Roseanne Conner is not real, people, and so cannot be talked out of her support for Donald Trump. But you know what’s funnier than the sight of her TV sister Laurie Metcalf in that dumb pink hat and matching “Nasty Woman” T-shirt on the first episode of the “Roseanne” reboot?
Well since you asked, it’s all the dead-serious marshalling of arguments intended to force former Green Party presidential candidate Roseanne Barr to admit under interrogation that her Trumpism is inconsistent with her own stated positions. Or to change her mind about how Barr’s sitcom alter ego would “really” have voted. Or to remind her that in 1992, Roseanne Barr said that Roseanne Conner would never talk on the show about how she voted. Good thing none of the rest of us has changed his or her mind about anything since then.
If you didn’t know better, you’d swear that some people believe that even fictional Trump supporters have no place on network television.
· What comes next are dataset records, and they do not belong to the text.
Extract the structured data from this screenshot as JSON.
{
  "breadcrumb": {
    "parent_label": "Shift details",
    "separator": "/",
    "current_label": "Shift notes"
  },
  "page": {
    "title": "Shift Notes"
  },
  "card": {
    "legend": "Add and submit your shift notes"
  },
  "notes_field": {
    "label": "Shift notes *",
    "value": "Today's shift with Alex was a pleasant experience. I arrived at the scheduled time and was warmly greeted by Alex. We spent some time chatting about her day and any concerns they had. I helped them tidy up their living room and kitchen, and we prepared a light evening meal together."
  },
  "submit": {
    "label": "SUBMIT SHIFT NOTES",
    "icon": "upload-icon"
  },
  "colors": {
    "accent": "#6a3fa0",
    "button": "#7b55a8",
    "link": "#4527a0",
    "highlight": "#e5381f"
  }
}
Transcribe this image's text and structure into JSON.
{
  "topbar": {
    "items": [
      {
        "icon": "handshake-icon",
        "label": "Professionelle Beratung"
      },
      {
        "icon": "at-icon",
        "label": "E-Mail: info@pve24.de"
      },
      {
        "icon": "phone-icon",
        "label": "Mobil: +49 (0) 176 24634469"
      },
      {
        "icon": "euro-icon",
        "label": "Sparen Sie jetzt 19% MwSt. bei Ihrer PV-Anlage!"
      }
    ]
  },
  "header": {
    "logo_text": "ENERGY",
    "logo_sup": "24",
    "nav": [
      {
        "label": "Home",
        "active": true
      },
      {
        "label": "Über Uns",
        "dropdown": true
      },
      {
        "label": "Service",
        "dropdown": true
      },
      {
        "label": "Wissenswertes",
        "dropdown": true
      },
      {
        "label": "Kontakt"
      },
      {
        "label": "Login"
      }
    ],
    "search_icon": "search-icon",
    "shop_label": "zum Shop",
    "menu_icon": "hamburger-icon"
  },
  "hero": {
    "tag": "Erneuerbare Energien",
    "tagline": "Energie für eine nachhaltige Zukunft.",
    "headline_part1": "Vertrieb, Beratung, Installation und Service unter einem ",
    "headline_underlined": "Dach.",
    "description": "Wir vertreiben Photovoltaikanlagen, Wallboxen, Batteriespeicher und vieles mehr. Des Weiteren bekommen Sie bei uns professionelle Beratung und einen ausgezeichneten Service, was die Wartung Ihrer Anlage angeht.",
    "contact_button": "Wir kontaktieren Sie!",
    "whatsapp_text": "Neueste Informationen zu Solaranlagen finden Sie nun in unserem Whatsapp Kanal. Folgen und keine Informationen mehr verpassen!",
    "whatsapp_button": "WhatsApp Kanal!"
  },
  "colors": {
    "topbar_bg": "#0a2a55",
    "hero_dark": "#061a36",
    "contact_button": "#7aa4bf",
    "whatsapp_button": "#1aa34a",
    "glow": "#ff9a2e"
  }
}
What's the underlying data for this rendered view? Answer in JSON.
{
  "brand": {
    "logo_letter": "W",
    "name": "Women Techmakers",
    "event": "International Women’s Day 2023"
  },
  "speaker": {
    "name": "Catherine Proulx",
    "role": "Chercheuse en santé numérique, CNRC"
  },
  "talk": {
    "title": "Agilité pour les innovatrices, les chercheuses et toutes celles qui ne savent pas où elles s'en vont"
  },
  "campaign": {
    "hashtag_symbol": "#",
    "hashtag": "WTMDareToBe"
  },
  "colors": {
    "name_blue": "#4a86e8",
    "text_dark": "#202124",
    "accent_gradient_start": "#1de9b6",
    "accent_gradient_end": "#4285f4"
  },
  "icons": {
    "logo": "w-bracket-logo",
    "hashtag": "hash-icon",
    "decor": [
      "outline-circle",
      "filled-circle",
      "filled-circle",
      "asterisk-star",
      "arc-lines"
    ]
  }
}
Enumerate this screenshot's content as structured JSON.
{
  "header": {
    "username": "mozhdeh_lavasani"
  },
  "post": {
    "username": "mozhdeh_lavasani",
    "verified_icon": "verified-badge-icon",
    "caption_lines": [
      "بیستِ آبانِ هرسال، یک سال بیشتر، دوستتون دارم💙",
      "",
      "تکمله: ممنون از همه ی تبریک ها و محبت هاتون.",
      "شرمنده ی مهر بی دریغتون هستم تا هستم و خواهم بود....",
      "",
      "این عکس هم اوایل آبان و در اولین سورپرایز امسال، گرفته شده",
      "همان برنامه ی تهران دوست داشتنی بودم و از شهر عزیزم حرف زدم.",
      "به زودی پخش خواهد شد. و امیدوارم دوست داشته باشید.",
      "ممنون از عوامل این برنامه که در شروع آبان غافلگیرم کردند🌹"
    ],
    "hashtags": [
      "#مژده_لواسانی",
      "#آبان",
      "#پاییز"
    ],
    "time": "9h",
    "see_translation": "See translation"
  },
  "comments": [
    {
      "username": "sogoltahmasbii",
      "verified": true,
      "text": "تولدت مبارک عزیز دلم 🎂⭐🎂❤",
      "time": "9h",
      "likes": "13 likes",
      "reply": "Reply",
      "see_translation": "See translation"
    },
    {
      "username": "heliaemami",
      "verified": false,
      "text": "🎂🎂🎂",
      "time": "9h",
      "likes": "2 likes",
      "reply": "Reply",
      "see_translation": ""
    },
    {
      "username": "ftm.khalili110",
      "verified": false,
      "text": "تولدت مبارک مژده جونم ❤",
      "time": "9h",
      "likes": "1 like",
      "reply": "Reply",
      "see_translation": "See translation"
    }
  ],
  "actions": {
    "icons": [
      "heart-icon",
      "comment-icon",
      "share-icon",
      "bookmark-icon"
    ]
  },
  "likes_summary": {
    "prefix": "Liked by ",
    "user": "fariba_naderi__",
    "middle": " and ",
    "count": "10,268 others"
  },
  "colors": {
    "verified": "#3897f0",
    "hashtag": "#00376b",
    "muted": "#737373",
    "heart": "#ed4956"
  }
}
It’s to Trump’s perpetual advantage that some of his critics behave as though they’ve never met anyone who eats pizza with a fork, or who if he could afford it would sit on a golden throne, too. They still haven’t come to terms with the fact that many Americans really do say they voted for him, as Roseanne Conner did in her show’s record-breaking relaunch last week, because “he talked about jobs” and “said he’d shake things up.”
Now, unlike some presidents I could name, Roseanne did not start out with a “small loan of a million dollars” — really, a loan of many times that, plus a large starting salary. Instead, 17-year-old Roseanne gave birth to her first child while institutionalized after a brain injury. Yet she went on to turn her “domestic goddess” schtick and husband-bashing humor into a place in TV history.
As much as I respect all she’s accomplished, though, anyone demanding a cohesive political through-line from the comedian who screeched “The Star Spangled Banner” and pushed conspiracy theories and threatened to go after George Zimmerman personally after he shot Trayvon Martin is no more logical than she is. No more rational than it is to run for president on single-payer health care and universal college loan forgiveness and complete withdrawal from all foreign wars, and then a few years later turn to Obamacare-hating, Trump University-founding, defense budget-boosting Donald J.
It makes no particular sense to me, either, that Roseanne Barr says “a large part of why I couldn’t vote for Hillary Clinton is because (of) Haiti,” where the post-2010 earthquake recovery efforts of the Clintons and the international community in general have been flawed and frustrating.
But the out-of-all-proportion reaction to Roseanne’s electoral reasoning also makes me wonder: Do you guys ever listen to any non-stars talk about why they vote the way they do?
In decades of doing so, I’ve heard voters cite the following factors as definitive: His wife is not a nice person. His facial expressions bother me. I just think he’d be fun to have a beer with (even though he doesn’t drink beer). He betrayed his fellow soldiers (even though that’s not what he did). He’s got a terrible temper (even though as a POW, he endured more brutal treatment without breaking than most of us could). He’s not a Christian (even though he is). He isn’t in this for the money (even though no other president has been in the position to profit from those with business before the government in the way he has). Don’t change horses mid-stream, don’t cut and run, and other expressions devoid of meaning.
The only point being that we humans are not very good at knowing why we do what we do, and spout all manner of blah-blah to justify decisions that are more tribal and emotional than we tell ourselves.
Roseanne says that her hope in showing a political split within the Conner family was to push back against “people actually hating other people for the way they voted, which I feel is not American.” On that point, I couldn’t agree more. And laughing at at least some of our differences makes more sense than anything either she or her critics have said.